ASSIGNMENT
Omit the pictures, but give back every entry below exactly as written.
[[ SUPPLIED DATA, beginning ]]
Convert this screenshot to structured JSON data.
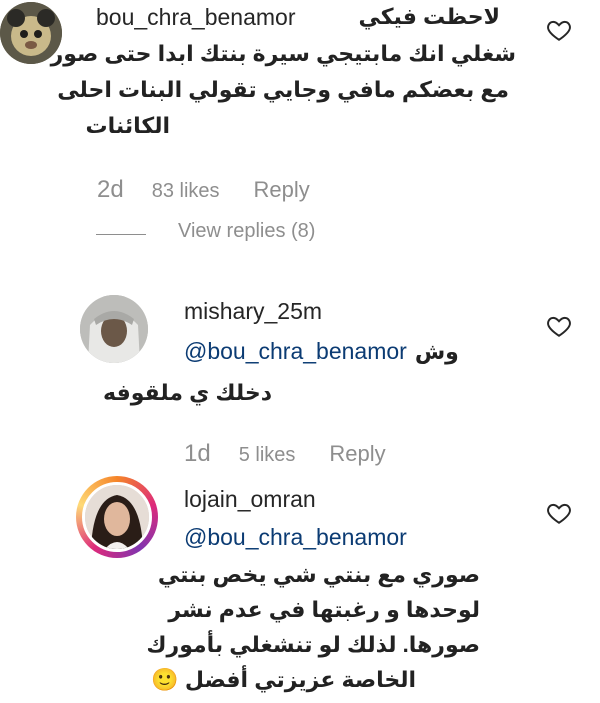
{
  "comments": [
    {
      "username": "bou_chra_benamor",
      "first_line": "لاحظت فيكي",
      "lines": [
        "شغلي انك مابتيجي سيرة بنتك ابدا حتى صور",
        "مع بعضكم مافي وجايي تقولي البنات احلى",
        "الكائنات"
      ],
      "time": "2d",
      "likes": "83 likes",
      "reply": "Reply",
      "view_replies": "View replies (8)"
    },
    {
      "username": "mishary_25m",
      "mention": "@bou_chra_benamor",
      "mention_suffix": "وش",
      "lines": [
        "دخلك ي ملقوفه"
      ],
      "time": "1d",
      "likes": "5 likes",
      "reply": "Reply"
    },
    {
      "username": "lojain_omran",
      "mention": "@bou_chra_benamor",
      "lines": [
        "صوري مع بنتي شي يخص بنتي",
        "لوحدها و رغبتها في عدم نشر",
        "صورها. لذلك لو تنشغلي بأمورك",
        "الخاصة عزيزتي أفضل 🙂"
      ]
    }
  ]
}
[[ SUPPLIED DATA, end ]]
SOLVED PROBLEM
Convert this screenshot to structured JSON data.
{
  "comments": [
    {
      "username": "bou_chra_benamor",
      "first_line": "لاحظت فيكي",
      "lines": [
        "شغلي انك مابتيجي سيرة بنتك ابدا حتى صور",
        "مع بعضكم مافي وجايي تقولي البنات احلى",
        "الكائنات"
      ],
      "time": "2d",
      "likes": "83 likes",
      "reply": "Reply",
      "view_replies": "View replies (8)"
    },
    {
      "username": "mishary_25m",
      "mention": "@bou_chra_benamor",
      "mention_suffix": "وش",
      "lines": [
        "دخلك ي ملقوفه"
      ],
      "time": "1d",
      "likes": "5 likes",
      "reply": "Reply"
    },
    {
      "username": "lojain_omran",
      "mention": "@bou_chra_benamor",
      "lines": [
        "صوري مع بنتي شي يخص بنتي",
        "لوحدها و رغبتها في عدم نشر",
        "صورها. لذلك لو تنشغلي بأمورك",
        "الخاصة عزيزتي أفضل 🙂"
      ]
    }
  ]
}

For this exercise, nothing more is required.